Years ago, when I was new to this work, I wrote a newspaper story about an elderly man in Plainfield, New Jersey who, in his youth, had been a boxer on the rise. His name was Spencer Powell but went by the nickname “Six Second” by virtue of having knocked out an opponent six seconds into a fight. The legend of Six Second Powell, alas, did not end with a title fight and when I met him he was living alone and with regret at the greatness that had eluded him.
As I write this I am looking at a yellowed copy of that story. The story is okay, which is to say I can look at it without wincing at my writing from so long ago. In it I tell the story of his rise and his plateau and then shift to the present, with him in a small apartment with little to recall his boxing career but a scrapbook. People, he said, still stopped him to recall his glory days: “A lot of fellas talk to me and tell me that I should have been up there and that’s what hurts – when they tell me that.”
That was the penultimate paragraph. I should have ended it there. But instead I went on and closed with this: When Powell goes home and thinks about how close he came to glory and what he never was, his eyes fill with tears and he wants to cry because he knows that now the chance will never come again.
I was very proud of my story and sent it to my closest friend Miles Corwin who, like me, was then a boxing fan. He called a few days later. I can still recall his reaction – You lost me with the tears. Where did that come from? Miles, a long time reporter at the Los Angeles Times and PEN Award winning author, teaches in the Literary Nonfiction Program at the UC-Irvine. When I called to ask about the story he confessed that he did not remember it but nonetheless knew what he would have done as my editor.

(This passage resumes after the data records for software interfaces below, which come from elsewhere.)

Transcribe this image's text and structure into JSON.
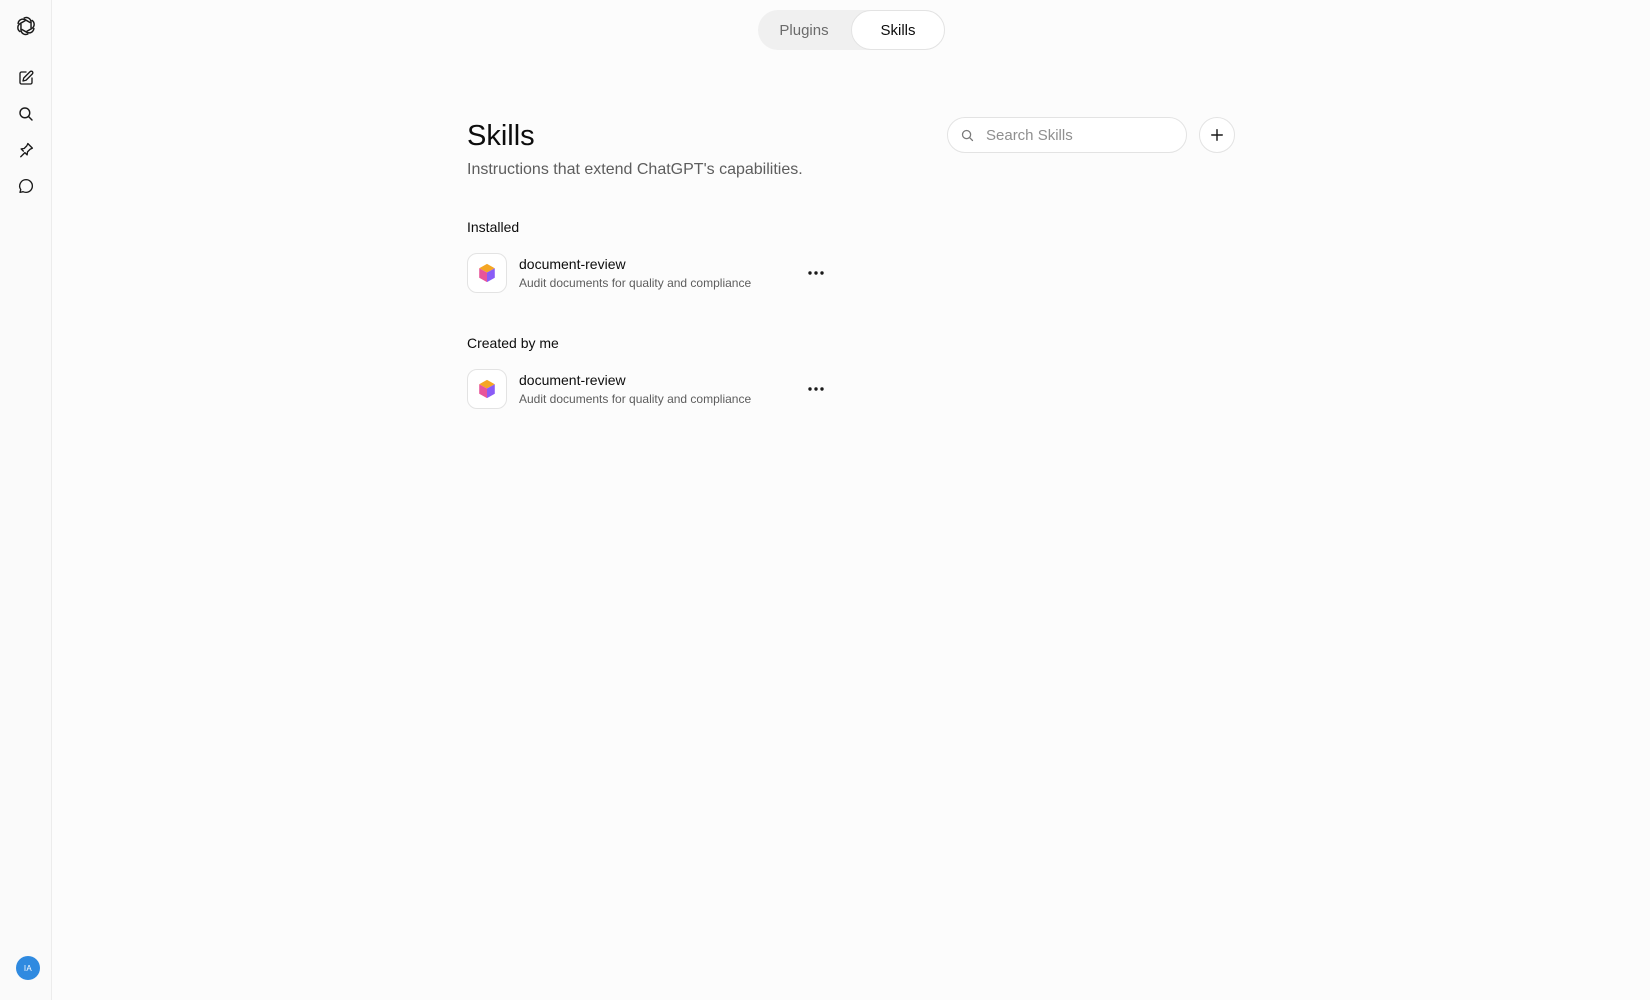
{
  "sidebar": {
    "icons": [
      "openai-logo-icon",
      "new-chat-icon",
      "search-icon",
      "pin-icon",
      "chat-bubble-icon"
    ],
    "avatar_initials": "IA",
    "avatar_color": "#2f8ae0"
  },
  "tabs": [
    {
      "label": "Plugins",
      "active": false
    },
    {
      "label": "Skills",
      "active": true
    }
  ],
  "header": {
    "title": "Skills",
    "subtitle": "Instructions that extend ChatGPT's capabilities."
  },
  "search": {
    "placeholder": "Search Skills",
    "value": ""
  },
  "sections": [
    {
      "heading": "Installed",
      "items": [
        {
          "name": "document-review",
          "description": "Audit documents for quality and compliance"
        }
      ]
    },
    {
      "heading": "Created by me",
      "items": [
        {
          "name": "document-review",
          "description": "Audit documents for quality and compliance"
        }
      ]
    }
  ],
  "colors": {
    "background": "#fcfcfc",
    "text_primary": "#0d0d0d",
    "text_secondary": "#5d5d5d",
    "border": "#e3e3e3",
    "skill_icon_orange": "#f5a623",
    "skill_icon_purple": "#8a5cf6",
    "skill_icon_pink": "#e8559a"
  }
}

“I would not have told you to cut it,” he said of the out-of-nowhere tears. “I would have told you to move it up higher and provide some context. Here’s a person reflecting on his life and career. It raises more questions than it answers. Your job as the writer is to answer questions. His comment is not the end of the interview. It’s where it begins.”
I suspect that I was trying to go for something dramatic. But I did not understand how to achieve it. Instead, I had waited until the very end to throw the image of those tears at the reader, as if to say, Look how sad he is. I had told a story about disappointment, not tragedy. As a result, the tears came not as a plot twist that a reader could absorb and think, Yes that fits. Rather, they came out of the blue, like a deus ex machina ending, though not with the gods descending to set things straight, but like a character killed off for no apparent reason. There was no pleasure for the reader in the surprise, or rather the shock. How could there be when all along the expectation was for something else.
Can writers ever get away with violating the unwritten rule of reader expectations? I put the question to my Shakespeare scholar brother, James. He knew of only one.
“Shakespeare may be the only exception to the rule: don’t mess with audience expectations,” he said. “And he only did so at the height of his powers, in King Lear. In older versions of the story—including one recently on the Elizabethan stage – the story had a happy ending. Lear is alive at play’s end, and is reconciled with his youngest daughter. Imagine going to see Shakespeare’s version of this familiar story, expecting much the same, only to see Lear drag Cordelia’s corpse onstage and then watch as his heart breaks. It so unsettled audiences that by the end of the 17th century playwright Nahum Tate restored the much desired happy ending—and that’s how King Lear was staged for the next 150 years or so.
“The moral: don’t trifle with expectations, unless you are as good as Shakespeare.”